# What is required
Reading the listing that follows, count the lines where "classroom" appears, and answer with only that count.

# Provided data
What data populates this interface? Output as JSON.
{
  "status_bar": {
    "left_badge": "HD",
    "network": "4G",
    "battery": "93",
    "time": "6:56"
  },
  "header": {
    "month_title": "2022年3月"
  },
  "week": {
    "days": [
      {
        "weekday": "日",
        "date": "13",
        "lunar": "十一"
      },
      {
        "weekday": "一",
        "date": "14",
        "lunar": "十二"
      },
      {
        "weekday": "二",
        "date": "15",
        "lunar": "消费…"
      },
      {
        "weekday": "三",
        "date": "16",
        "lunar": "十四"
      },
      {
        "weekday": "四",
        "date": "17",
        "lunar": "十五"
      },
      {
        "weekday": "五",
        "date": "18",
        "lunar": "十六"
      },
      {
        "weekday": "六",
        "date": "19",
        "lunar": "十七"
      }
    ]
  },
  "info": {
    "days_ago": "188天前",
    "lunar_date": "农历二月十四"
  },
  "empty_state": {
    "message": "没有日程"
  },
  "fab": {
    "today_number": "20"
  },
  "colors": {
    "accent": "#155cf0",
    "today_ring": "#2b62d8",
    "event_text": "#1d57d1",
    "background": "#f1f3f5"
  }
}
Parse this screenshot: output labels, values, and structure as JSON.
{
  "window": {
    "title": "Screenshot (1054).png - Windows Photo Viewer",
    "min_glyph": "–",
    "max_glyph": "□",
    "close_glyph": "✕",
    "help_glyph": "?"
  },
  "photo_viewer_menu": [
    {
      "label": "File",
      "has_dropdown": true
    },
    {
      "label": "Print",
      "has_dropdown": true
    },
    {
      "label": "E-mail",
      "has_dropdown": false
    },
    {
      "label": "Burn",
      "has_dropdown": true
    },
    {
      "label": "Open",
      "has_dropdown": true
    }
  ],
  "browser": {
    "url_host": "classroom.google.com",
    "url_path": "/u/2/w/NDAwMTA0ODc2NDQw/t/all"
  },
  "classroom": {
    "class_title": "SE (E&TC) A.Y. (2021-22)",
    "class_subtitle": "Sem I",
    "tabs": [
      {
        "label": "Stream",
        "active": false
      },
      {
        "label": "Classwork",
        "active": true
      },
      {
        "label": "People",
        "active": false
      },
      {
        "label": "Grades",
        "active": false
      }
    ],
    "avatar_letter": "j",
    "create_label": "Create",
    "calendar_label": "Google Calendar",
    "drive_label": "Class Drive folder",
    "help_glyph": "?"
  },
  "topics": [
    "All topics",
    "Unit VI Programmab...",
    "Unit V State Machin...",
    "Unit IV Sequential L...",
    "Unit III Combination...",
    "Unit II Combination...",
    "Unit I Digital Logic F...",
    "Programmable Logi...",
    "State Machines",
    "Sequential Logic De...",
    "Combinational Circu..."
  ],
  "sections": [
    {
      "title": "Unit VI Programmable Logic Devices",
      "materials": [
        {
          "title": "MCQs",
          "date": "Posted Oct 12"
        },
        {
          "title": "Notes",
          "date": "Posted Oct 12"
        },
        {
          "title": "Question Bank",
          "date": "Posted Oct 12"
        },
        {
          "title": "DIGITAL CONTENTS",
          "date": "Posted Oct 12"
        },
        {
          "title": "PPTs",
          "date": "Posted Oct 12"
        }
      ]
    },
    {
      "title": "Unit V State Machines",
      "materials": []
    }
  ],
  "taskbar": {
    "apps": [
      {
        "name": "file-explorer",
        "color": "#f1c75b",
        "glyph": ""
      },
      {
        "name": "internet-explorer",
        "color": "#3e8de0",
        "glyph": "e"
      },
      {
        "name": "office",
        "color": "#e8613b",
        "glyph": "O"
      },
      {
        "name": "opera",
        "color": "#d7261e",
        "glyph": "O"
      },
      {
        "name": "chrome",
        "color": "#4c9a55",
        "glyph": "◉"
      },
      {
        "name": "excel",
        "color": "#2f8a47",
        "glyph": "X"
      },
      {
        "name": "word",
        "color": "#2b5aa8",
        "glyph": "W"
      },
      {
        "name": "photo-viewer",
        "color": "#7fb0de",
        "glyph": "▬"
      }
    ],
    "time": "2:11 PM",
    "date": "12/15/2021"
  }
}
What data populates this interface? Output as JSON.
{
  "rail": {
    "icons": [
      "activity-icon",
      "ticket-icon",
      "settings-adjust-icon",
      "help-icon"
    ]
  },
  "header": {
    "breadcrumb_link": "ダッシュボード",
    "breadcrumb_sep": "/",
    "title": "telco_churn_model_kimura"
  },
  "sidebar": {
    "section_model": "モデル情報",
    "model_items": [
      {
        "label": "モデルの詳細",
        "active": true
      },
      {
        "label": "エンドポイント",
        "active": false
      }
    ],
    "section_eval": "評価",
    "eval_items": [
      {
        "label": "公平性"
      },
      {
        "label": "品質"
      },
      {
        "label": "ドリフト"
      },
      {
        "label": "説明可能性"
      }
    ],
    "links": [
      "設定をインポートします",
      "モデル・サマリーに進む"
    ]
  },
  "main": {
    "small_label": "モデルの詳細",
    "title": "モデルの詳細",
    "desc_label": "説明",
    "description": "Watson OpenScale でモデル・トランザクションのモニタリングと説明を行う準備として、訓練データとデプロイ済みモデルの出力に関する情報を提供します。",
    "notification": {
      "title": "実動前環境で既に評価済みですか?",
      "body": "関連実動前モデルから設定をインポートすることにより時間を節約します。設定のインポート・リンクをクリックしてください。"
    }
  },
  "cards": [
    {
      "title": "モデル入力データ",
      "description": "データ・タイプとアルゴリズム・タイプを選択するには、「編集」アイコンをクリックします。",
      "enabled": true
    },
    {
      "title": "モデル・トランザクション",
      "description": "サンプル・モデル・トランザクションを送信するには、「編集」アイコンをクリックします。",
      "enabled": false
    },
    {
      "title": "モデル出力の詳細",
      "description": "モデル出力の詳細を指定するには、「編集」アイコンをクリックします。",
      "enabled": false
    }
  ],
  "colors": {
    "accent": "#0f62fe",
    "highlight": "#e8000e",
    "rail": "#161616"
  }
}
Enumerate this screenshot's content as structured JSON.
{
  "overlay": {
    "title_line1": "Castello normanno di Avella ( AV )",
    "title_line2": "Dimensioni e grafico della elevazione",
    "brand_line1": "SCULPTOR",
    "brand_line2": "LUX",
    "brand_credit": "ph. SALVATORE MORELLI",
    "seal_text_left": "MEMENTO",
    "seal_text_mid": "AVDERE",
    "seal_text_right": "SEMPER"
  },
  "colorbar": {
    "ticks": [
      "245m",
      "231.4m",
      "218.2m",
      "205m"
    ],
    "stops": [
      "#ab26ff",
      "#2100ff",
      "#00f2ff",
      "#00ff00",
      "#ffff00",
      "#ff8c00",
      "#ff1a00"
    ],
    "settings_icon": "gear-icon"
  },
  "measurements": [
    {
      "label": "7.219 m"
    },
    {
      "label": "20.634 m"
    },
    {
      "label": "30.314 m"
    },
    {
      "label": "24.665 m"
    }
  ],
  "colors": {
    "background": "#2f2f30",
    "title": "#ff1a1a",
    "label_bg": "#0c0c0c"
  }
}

# Answer for this exercise
2